I am Assistant Professor of Sociology and Arthur H. Scribner Bicentennial Preceptor at Princeton University where I am also affiliated with the Politics Department, the Office of Population Research, the Princeton Institute for Computational Science and Engineering, The Center for Information Technology Policy and the Center for the Digital Humanities. I develop new quantitative statistical methods for applications across computational social science. I completed my PhD in Government at Harvard in 2015 where I had the good fortune of working with the interdisciplinary group at IQSS. I also earned a master's degree in Statistics from Harvard in 2014.
I've worked extensively on methods for computer-assisted text analysis and with Justin Grimmer published an introduction to the field. Molly Roberts, Dustin Tingley and I have developed the Structural Topic Model, an unsupervised topic model geared towards inference in the social sciences. The accompanying software stm is available on CRAN and at structuraltopicmodel.com. It also includes a full vignette demonstrating its use. I've recently been working on the connections between text analysis and causal inference. Current papers cover adjusting for confounding with text, and text as treatment and outcome.
I've also written a new paper with my graduate students Ian Lundberg and Rebecca Johnson aimed at sociologists about the missing gap between theory and empirics. The paper encourages more precision in specifying the goals of quantitative work where the target of estimation is too often specified in terms of regression coefficients rather than model-free estimands.
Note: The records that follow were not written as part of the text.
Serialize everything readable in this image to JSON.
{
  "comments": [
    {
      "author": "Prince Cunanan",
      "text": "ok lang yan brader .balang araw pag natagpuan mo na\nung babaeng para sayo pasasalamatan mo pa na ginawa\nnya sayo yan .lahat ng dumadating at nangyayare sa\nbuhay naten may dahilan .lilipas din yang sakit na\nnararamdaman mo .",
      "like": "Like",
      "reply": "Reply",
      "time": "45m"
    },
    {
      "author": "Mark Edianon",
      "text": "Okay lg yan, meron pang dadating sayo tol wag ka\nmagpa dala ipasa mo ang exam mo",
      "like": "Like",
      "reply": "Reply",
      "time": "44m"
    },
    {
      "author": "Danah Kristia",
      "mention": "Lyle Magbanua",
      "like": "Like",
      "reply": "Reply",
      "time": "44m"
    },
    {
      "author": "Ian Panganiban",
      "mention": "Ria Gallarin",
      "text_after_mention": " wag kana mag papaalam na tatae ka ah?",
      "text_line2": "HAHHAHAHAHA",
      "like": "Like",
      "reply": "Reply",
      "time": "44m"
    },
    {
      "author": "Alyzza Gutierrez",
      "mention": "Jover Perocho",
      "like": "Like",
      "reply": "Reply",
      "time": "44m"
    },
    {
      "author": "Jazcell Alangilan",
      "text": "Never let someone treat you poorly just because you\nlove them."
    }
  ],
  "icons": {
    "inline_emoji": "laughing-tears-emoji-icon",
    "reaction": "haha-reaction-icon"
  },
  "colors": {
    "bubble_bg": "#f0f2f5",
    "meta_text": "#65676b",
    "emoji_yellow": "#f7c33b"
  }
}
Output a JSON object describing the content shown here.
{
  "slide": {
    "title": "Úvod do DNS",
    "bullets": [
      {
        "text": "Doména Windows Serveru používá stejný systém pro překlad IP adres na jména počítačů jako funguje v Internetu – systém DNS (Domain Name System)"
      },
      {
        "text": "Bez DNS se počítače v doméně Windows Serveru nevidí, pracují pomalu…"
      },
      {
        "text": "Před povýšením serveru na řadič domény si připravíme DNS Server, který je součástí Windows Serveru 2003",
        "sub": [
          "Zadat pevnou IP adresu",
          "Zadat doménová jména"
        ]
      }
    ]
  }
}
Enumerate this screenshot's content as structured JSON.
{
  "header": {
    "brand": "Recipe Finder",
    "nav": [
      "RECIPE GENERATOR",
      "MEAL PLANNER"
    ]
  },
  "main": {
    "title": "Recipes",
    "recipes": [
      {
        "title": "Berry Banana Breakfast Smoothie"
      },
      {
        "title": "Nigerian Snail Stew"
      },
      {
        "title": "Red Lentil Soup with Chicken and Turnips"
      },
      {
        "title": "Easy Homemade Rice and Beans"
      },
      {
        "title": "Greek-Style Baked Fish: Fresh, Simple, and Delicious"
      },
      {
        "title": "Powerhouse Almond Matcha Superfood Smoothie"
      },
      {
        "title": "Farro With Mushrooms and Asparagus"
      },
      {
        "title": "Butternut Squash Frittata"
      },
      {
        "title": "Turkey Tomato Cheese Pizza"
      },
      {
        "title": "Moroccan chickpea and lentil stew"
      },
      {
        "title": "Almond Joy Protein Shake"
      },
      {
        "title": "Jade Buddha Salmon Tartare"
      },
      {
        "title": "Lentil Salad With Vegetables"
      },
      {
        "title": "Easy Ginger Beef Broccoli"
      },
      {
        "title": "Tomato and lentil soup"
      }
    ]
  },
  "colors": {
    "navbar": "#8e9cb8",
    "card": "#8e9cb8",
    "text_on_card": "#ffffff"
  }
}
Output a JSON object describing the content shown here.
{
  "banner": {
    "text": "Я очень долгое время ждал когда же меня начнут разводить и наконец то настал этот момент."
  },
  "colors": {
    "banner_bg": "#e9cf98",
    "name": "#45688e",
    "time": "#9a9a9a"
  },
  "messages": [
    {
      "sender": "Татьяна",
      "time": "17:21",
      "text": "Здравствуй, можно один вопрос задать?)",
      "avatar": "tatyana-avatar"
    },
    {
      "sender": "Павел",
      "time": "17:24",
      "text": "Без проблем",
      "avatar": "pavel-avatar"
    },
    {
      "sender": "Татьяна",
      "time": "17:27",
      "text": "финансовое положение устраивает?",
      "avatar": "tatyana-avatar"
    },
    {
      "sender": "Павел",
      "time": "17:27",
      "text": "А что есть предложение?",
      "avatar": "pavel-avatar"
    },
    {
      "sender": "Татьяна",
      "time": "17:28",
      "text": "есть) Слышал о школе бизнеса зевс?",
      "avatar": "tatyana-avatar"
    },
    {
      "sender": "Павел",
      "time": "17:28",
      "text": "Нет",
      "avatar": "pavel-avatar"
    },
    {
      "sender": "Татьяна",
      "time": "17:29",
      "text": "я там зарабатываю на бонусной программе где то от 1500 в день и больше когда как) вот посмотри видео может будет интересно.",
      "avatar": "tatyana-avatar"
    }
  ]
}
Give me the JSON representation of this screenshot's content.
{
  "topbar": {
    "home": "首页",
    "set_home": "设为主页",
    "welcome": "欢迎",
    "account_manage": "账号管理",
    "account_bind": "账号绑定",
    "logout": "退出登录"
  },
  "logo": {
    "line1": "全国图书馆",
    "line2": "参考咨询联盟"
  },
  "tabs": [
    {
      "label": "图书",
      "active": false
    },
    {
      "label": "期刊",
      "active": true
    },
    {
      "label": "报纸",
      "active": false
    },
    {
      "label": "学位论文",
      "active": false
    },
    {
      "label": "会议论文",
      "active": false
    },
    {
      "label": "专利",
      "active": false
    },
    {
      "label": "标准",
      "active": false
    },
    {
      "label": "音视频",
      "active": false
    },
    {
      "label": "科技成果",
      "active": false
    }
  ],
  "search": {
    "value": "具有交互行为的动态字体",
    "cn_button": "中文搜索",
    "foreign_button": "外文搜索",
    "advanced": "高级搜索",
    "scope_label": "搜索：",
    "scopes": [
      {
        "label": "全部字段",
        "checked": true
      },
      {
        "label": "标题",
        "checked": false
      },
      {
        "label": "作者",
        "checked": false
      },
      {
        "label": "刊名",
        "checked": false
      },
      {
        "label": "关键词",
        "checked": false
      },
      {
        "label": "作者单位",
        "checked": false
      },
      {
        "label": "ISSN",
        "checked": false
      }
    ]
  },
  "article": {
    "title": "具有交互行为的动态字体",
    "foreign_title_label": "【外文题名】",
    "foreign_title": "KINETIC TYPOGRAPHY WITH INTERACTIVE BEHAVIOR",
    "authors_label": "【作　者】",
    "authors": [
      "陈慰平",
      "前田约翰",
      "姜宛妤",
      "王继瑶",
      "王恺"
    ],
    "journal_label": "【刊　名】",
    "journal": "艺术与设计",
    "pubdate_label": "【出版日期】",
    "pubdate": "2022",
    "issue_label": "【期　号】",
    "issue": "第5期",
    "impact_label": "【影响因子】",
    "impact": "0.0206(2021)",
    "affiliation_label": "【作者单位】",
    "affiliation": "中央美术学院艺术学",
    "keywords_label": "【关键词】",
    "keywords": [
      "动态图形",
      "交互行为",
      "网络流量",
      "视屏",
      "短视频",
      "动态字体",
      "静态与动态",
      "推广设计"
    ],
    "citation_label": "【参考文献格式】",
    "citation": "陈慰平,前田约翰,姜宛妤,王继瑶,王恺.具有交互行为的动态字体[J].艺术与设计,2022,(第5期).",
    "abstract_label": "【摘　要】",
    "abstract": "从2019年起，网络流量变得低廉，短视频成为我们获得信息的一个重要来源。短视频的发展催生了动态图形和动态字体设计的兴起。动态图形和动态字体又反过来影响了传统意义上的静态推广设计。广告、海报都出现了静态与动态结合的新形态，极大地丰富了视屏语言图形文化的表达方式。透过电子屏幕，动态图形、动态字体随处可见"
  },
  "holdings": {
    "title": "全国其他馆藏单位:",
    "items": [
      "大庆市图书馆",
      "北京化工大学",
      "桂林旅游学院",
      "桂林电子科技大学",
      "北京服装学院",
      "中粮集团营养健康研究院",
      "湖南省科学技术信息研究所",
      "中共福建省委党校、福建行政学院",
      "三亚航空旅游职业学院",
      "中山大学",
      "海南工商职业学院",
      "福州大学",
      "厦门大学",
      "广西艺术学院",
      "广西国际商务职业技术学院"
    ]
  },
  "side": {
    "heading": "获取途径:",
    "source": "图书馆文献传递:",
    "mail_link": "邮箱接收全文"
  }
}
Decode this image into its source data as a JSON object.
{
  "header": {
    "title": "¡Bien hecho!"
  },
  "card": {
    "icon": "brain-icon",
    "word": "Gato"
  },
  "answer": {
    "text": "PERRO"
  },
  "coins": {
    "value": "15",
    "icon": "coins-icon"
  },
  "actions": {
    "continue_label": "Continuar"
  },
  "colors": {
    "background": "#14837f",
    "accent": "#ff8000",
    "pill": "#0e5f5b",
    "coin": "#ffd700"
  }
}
I teach undergraduate and graduate statistics as well as the occassional course on text analysis. Course materials for these classes as well as from my summer methods camp and sociology statistics reading group are available on my teaching page.